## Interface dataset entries
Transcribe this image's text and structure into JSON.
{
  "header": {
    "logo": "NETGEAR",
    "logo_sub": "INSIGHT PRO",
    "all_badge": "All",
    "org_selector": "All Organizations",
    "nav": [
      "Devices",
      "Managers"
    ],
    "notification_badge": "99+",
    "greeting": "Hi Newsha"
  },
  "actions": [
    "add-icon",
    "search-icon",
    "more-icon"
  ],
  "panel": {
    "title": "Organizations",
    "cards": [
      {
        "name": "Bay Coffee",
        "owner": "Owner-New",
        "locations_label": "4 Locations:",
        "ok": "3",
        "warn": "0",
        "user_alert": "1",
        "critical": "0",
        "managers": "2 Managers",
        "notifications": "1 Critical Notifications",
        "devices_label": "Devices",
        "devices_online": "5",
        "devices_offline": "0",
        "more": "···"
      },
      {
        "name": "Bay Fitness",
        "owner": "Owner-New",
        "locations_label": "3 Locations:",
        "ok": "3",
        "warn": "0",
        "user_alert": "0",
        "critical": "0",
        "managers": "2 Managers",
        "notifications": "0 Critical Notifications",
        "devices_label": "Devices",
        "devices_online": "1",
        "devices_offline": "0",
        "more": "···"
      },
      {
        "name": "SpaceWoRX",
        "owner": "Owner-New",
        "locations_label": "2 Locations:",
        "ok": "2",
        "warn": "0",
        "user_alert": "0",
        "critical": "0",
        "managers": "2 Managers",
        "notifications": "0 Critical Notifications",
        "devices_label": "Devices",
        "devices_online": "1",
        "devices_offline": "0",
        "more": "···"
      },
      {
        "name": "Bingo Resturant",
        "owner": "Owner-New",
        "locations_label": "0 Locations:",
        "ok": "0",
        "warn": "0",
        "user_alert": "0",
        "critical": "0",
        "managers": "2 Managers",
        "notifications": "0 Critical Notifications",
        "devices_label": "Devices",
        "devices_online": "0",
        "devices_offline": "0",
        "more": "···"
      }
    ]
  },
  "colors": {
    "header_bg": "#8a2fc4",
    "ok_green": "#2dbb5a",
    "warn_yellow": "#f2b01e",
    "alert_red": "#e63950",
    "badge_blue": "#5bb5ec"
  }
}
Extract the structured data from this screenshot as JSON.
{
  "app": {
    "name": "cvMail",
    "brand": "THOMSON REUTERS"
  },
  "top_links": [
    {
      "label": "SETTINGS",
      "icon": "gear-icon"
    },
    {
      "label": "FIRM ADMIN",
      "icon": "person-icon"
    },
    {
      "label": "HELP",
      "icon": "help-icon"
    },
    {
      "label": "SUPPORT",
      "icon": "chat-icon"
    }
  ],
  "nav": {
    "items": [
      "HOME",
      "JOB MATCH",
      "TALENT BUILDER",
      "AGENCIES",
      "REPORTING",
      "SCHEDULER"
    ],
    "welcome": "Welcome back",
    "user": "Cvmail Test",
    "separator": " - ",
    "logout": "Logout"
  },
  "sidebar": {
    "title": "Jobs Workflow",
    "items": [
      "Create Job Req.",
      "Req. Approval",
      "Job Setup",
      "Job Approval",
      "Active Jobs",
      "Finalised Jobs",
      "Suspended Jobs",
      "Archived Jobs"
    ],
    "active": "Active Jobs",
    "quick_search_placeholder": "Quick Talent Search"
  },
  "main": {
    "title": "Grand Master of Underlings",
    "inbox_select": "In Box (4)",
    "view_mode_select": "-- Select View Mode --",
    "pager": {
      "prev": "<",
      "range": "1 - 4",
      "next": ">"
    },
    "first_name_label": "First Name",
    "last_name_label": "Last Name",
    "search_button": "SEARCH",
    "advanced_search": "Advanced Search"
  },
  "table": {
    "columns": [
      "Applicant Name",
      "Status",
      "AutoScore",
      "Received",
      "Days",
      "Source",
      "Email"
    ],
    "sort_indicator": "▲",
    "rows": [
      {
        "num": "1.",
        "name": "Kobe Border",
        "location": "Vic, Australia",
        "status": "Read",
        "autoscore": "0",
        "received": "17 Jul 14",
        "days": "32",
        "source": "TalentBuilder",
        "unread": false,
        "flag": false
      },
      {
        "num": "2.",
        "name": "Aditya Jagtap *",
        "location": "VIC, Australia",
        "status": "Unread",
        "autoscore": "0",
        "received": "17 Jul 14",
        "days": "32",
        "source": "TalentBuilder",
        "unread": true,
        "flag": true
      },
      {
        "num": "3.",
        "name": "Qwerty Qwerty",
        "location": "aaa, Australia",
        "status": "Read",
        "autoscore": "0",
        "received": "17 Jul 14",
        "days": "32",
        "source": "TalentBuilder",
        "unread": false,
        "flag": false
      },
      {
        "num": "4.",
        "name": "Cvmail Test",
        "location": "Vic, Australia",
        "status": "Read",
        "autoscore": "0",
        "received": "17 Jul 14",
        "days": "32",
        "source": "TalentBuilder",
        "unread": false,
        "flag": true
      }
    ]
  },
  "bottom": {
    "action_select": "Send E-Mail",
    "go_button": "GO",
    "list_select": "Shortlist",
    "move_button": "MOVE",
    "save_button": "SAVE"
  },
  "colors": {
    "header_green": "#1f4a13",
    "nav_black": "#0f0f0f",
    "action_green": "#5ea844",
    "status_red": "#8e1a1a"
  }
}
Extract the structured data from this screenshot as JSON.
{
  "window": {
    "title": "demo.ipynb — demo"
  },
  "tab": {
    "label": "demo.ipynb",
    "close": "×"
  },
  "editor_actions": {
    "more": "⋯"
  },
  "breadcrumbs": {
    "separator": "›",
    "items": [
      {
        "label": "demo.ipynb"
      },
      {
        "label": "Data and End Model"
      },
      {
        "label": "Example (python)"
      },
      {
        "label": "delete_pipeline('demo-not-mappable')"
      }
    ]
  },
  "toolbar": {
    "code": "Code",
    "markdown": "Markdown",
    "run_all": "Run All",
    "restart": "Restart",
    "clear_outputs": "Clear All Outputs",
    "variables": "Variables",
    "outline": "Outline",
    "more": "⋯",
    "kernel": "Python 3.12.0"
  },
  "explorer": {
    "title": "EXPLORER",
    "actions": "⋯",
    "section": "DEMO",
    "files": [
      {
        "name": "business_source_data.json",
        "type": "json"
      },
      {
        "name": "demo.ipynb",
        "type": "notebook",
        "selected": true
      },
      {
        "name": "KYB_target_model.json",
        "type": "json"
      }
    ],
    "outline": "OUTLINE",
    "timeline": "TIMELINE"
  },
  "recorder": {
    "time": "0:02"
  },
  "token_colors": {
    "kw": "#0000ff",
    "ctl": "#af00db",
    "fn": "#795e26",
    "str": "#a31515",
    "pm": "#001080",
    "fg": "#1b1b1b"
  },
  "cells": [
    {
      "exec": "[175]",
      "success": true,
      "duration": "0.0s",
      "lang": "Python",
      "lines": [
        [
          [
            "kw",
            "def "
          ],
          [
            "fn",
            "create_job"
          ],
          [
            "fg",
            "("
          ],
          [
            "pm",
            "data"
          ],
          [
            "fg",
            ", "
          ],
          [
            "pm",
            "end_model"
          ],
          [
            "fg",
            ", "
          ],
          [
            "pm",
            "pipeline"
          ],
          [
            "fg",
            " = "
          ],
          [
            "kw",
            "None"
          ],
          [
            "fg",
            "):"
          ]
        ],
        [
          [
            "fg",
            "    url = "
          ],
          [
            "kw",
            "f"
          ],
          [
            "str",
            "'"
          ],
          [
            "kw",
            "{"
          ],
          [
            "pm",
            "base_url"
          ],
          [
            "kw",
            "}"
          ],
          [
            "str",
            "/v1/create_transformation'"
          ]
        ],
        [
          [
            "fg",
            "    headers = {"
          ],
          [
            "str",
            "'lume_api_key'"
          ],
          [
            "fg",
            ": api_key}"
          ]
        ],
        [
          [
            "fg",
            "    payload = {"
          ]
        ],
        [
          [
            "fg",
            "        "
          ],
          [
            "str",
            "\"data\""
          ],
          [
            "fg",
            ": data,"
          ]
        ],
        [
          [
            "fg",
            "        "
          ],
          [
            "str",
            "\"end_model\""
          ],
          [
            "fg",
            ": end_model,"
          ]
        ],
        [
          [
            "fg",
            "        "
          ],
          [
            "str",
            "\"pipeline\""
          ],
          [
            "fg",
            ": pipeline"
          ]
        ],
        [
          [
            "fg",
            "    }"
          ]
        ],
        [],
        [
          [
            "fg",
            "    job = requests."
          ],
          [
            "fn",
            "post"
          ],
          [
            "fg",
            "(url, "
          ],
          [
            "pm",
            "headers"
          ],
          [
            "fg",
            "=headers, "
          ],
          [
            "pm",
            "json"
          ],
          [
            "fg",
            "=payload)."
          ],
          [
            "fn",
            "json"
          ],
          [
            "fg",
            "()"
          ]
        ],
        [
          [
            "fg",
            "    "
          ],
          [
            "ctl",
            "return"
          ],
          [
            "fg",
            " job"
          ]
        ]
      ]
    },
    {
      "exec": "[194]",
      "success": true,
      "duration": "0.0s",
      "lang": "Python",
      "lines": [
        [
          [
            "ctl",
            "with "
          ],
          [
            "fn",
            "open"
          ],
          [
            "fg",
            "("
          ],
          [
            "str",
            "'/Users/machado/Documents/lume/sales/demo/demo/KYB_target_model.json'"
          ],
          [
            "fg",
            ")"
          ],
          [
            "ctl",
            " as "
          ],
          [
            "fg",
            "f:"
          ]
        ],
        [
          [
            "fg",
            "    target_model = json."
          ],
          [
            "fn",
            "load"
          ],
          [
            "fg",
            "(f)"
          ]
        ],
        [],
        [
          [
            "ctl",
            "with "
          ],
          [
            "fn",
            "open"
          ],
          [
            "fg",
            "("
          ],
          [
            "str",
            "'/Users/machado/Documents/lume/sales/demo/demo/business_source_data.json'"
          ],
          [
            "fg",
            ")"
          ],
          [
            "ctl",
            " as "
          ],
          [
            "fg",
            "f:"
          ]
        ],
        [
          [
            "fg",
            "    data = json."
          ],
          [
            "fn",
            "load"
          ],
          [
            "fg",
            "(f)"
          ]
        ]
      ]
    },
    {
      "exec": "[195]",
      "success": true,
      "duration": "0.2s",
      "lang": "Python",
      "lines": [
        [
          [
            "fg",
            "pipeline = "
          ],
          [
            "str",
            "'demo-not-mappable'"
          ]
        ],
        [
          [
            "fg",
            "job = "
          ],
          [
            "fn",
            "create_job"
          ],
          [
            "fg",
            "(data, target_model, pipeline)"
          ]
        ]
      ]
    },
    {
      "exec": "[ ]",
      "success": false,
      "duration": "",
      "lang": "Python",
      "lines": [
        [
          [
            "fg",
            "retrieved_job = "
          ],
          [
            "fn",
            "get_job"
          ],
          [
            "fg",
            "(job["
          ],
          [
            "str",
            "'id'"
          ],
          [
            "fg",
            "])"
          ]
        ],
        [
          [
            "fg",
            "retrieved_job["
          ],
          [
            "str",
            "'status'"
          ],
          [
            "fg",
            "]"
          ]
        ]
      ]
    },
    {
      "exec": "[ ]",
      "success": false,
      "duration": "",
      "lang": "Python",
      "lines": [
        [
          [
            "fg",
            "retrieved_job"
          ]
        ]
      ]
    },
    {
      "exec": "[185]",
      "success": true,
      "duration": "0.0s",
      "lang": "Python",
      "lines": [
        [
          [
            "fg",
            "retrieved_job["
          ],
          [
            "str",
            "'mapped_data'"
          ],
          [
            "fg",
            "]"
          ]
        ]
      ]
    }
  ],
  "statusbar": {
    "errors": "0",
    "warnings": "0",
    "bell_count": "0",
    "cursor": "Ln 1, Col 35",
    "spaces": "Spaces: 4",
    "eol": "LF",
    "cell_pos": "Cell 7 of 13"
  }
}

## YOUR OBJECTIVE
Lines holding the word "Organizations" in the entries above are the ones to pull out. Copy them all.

## WRITTEN ANSWER
    "org_selector": "All Organizations",
    "title": "Organizations",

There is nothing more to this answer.